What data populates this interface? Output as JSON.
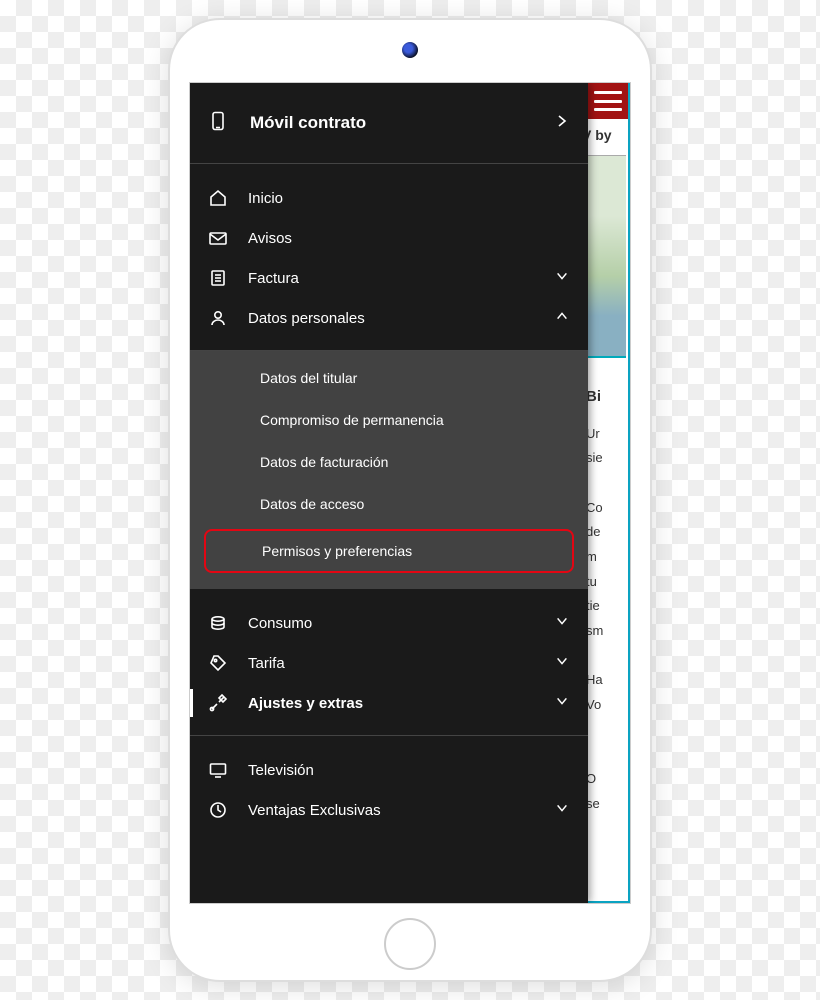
{
  "header": {
    "title": "Móvil contrato"
  },
  "menu": {
    "section1": [
      {
        "icon": "home",
        "label": "Inicio",
        "chev": ""
      },
      {
        "icon": "mail",
        "label": "Avisos",
        "chev": ""
      },
      {
        "icon": "bill",
        "label": "Factura",
        "chev": "down"
      },
      {
        "icon": "user",
        "label": "Datos personales",
        "chev": "up",
        "expanded": true
      }
    ],
    "sub_datos": [
      {
        "label": "Datos del titular"
      },
      {
        "label": "Compromiso de permanencia"
      },
      {
        "label": "Datos de facturación"
      },
      {
        "label": "Datos de acceso"
      },
      {
        "label": "Permisos y preferencias",
        "highlight": true
      }
    ],
    "section2": [
      {
        "icon": "coins",
        "label": "Consumo",
        "chev": "down"
      },
      {
        "icon": "tag",
        "label": "Tarifa",
        "chev": "down"
      },
      {
        "icon": "tools",
        "label": "Ajustes y extras",
        "chev": "down",
        "bold": true,
        "active": true
      }
    ],
    "section3": [
      {
        "icon": "tv",
        "label": "Televisión",
        "chev": ""
      },
      {
        "icon": "star",
        "label": "Ventajas Exclusivas",
        "chev": "down"
      }
    ]
  },
  "background": {
    "promo": "V by",
    "heading": "Bi",
    "lines": [
      "Ur",
      "sie",
      "",
      "Co",
      "de",
      "m",
      "tu",
      "tie",
      "sm",
      "",
      "Ha",
      "Vo",
      "",
      "",
      "O",
      "se"
    ]
  }
}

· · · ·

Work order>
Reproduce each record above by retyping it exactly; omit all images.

Result below>
What data populates this interface? Output as JSON.
{
  "header": {
    "title": "Móvil contrato"
  },
  "menu": {
    "section1": [
      {
        "icon": "home",
        "label": "Inicio",
        "chev": ""
      },
      {
        "icon": "mail",
        "label": "Avisos",
        "chev": ""
      },
      {
        "icon": "bill",
        "label": "Factura",
        "chev": "down"
      },
      {
        "icon": "user",
        "label": "Datos personales",
        "chev": "up",
        "expanded": true
      }
    ],
    "sub_datos": [
      {
        "label": "Datos del titular"
      },
      {
        "label": "Compromiso de permanencia"
      },
      {
        "label": "Datos de facturación"
      },
      {
        "label": "Datos de acceso"
      },
      {
        "label": "Permisos y preferencias",
        "highlight": true
      }
    ],
    "section2": [
      {
        "icon": "coins",
        "label": "Consumo",
        "chev": "down"
      },
      {
        "icon": "tag",
        "label": "Tarifa",
        "chev": "down"
      },
      {
        "icon": "tools",
        "label": "Ajustes y extras",
        "chev": "down",
        "bold": true,
        "active": true
      }
    ],
    "section3": [
      {
        "icon": "tv",
        "label": "Televisión",
        "chev": ""
      },
      {
        "icon": "star",
        "label": "Ventajas Exclusivas",
        "chev": "down"
      }
    ]
  },
  "background": {
    "promo": "V by",
    "heading": "Bi",
    "lines": [
      "Ur",
      "sie",
      "",
      "Co",
      "de",
      "m",
      "tu",
      "tie",
      "sm",
      "",
      "Ha",
      "Vo",
      "",
      "",
      "O",
      "se"
    ]
  }
}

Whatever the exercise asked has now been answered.